Every line in the entries that holds "comment" should be identified and copied.

-- -- --

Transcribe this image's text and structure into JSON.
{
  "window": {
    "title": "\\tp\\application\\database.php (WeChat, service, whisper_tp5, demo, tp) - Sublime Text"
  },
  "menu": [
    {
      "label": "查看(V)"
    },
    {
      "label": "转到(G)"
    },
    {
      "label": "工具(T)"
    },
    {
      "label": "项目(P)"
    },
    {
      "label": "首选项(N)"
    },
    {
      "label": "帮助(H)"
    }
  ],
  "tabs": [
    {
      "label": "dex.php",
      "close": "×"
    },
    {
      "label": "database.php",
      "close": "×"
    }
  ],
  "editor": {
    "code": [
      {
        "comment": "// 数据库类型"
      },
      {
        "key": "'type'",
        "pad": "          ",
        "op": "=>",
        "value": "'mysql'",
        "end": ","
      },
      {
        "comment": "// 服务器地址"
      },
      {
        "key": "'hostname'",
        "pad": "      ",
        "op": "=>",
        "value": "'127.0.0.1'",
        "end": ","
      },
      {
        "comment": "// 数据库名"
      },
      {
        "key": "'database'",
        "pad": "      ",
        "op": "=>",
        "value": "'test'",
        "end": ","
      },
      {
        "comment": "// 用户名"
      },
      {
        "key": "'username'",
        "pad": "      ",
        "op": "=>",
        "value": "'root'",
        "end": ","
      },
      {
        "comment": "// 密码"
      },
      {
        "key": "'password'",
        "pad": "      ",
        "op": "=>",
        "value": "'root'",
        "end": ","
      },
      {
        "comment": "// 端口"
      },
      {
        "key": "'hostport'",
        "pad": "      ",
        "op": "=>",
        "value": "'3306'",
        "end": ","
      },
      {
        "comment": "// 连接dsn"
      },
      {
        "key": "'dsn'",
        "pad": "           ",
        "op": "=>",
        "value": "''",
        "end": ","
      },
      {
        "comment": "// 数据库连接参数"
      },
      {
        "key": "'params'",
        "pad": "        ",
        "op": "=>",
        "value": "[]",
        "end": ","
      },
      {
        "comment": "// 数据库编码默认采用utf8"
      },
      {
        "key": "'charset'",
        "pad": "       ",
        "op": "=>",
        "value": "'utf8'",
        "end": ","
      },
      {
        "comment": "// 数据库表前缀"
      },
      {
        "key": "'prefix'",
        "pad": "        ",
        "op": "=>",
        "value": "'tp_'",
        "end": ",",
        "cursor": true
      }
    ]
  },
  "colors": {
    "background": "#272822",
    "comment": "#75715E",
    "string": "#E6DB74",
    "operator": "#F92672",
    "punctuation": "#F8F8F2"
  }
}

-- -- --

▶ _SOLUTION TO THIS PROBLEM_
        "comment": "// 数据库类型"
        "comment": "// 服务器地址"
        "comment": "// 数据库名"
        "comment": "// 用户名"
        "comment": "// 密码"
        "comment": "// 端口"
        "comment": "// 连接dsn"
        "comment": "// 数据库连接参数"
        "comment": "// 数据库编码默认采用utf8"
        "comment": "// 数据库表前缀"
    "comment": "#75715E",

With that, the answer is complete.